Records below:
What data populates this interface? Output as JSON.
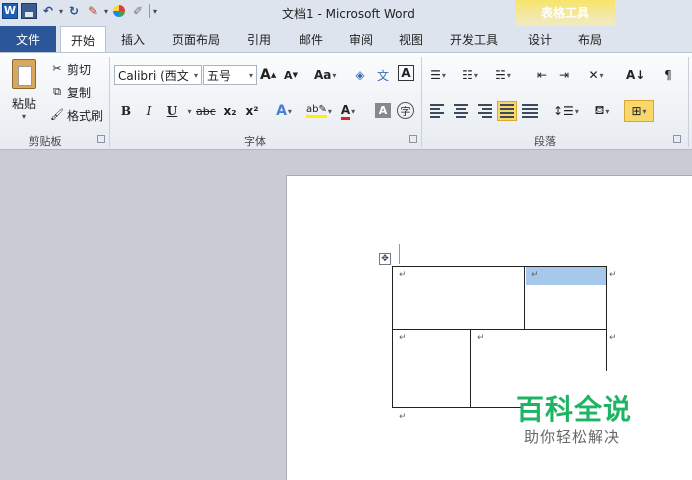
{
  "window": {
    "title": "文档1 - Microsoft Word"
  },
  "quick_access": {
    "word_logo": "W",
    "icons": [
      "word-logo-icon",
      "save-icon",
      "undo-icon",
      "redo-icon",
      "format-painter-icon",
      "color-icon",
      "pen-icon",
      "customize-icon"
    ]
  },
  "context_group": {
    "label": "表格工具"
  },
  "tabs": {
    "file": "文件",
    "items": [
      "开始",
      "插入",
      "页面布局",
      "引用",
      "邮件",
      "审阅",
      "视图",
      "开发工具",
      "设计",
      "布局"
    ]
  },
  "clipboard": {
    "paste": "粘贴",
    "cut": "剪切",
    "copy": "复制",
    "format_painter": "格式刷",
    "group_label": "剪贴板"
  },
  "font": {
    "font_name": "Calibri (西文",
    "font_size": "五号",
    "group_label": "字体",
    "grow": "A",
    "shrink": "A",
    "change_case": "Aa",
    "bold": "B",
    "italic": "I",
    "underline": "U",
    "strike": "abc",
    "subscript": "x₂",
    "superscript": "x²",
    "phonetic": "文",
    "char_border": "A",
    "font_color": "A",
    "char_shading": "A",
    "enclose": "字"
  },
  "paragraph": {
    "group_label": "段落"
  },
  "watermark": {
    "title": "百科全说",
    "subtitle": "助你轻松解决"
  },
  "document": {
    "paragraph_mark": "↵"
  },
  "colors": {
    "file_tab": "#2b579a",
    "context_group": "#f7e46a",
    "selection": "#a6c8ea",
    "watermark": "#1db464"
  }
}
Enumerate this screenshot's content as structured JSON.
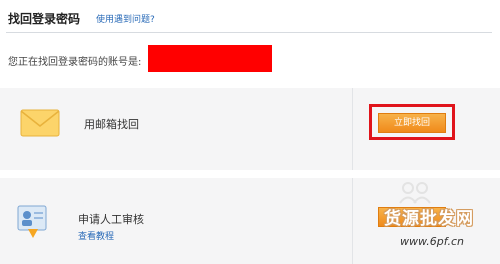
{
  "header": {
    "title": "找回登录密码",
    "help_link": "使用遇到问题?"
  },
  "account": {
    "label": "您正在找回登录密码的账号是:"
  },
  "methods": {
    "email": {
      "label": "用邮箱找回",
      "icon": "envelope-icon",
      "button_label": "立即找回"
    },
    "manual": {
      "label": "申请人工审核",
      "link": "查看教程",
      "icon": "person-card-icon"
    }
  },
  "watermark": {
    "name": "货源批发网",
    "url": "www.6pf.cn"
  },
  "colors": {
    "accent": "#f28c1e",
    "highlight": "#e0141b",
    "link": "#2a6bb8",
    "redaction": "#ff0000"
  }
}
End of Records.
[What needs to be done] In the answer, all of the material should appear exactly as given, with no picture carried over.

[Solution below]
What data populates this interface? Output as JSON.
{
  "window": {
    "title": "文档1 - Microsoft Word"
  },
  "quick_access": {
    "word_logo": "W",
    "icons": [
      "word-logo-icon",
      "save-icon",
      "undo-icon",
      "redo-icon",
      "format-painter-icon",
      "color-icon",
      "pen-icon",
      "customize-icon"
    ]
  },
  "context_group": {
    "label": "表格工具"
  },
  "tabs": {
    "file": "文件",
    "items": [
      "开始",
      "插入",
      "页面布局",
      "引用",
      "邮件",
      "审阅",
      "视图",
      "开发工具",
      "设计",
      "布局"
    ]
  },
  "clipboard": {
    "paste": "粘贴",
    "cut": "剪切",
    "copy": "复制",
    "format_painter": "格式刷",
    "group_label": "剪贴板"
  },
  "font": {
    "font_name": "Calibri (西文",
    "font_size": "五号",
    "group_label": "字体",
    "grow": "A",
    "shrink": "A",
    "change_case": "Aa",
    "bold": "B",
    "italic": "I",
    "underline": "U",
    "strike": "abc",
    "subscript": "x₂",
    "superscript": "x²",
    "phonetic": "文",
    "char_border": "A",
    "font_color": "A",
    "char_shading": "A",
    "enclose": "字"
  },
  "paragraph": {
    "group_label": "段落"
  },
  "watermark": {
    "title": "百科全说",
    "subtitle": "助你轻松解决"
  },
  "document": {
    "paragraph_mark": "↵"
  },
  "colors": {
    "file_tab": "#2b579a",
    "context_group": "#f7e46a",
    "selection": "#a6c8ea",
    "watermark": "#1db464"
  }
}
Enumerate this screenshot's content as structured JSON.
{
  "header": {
    "title": "找回登录密码",
    "help_link": "使用遇到问题?"
  },
  "account": {
    "label": "您正在找回登录密码的账号是:"
  },
  "methods": {
    "email": {
      "label": "用邮箱找回",
      "icon": "envelope-icon",
      "button_label": "立即找回"
    },
    "manual": {
      "label": "申请人工审核",
      "link": "查看教程",
      "icon": "person-card-icon"
    }
  },
  "watermark": {
    "name": "货源批发网",
    "url": "www.6pf.cn"
  },
  "colors": {
    "accent": "#f28c1e",
    "highlight": "#e0141b",
    "link": "#2a6bb8",
    "redaction": "#ff0000"
  }
}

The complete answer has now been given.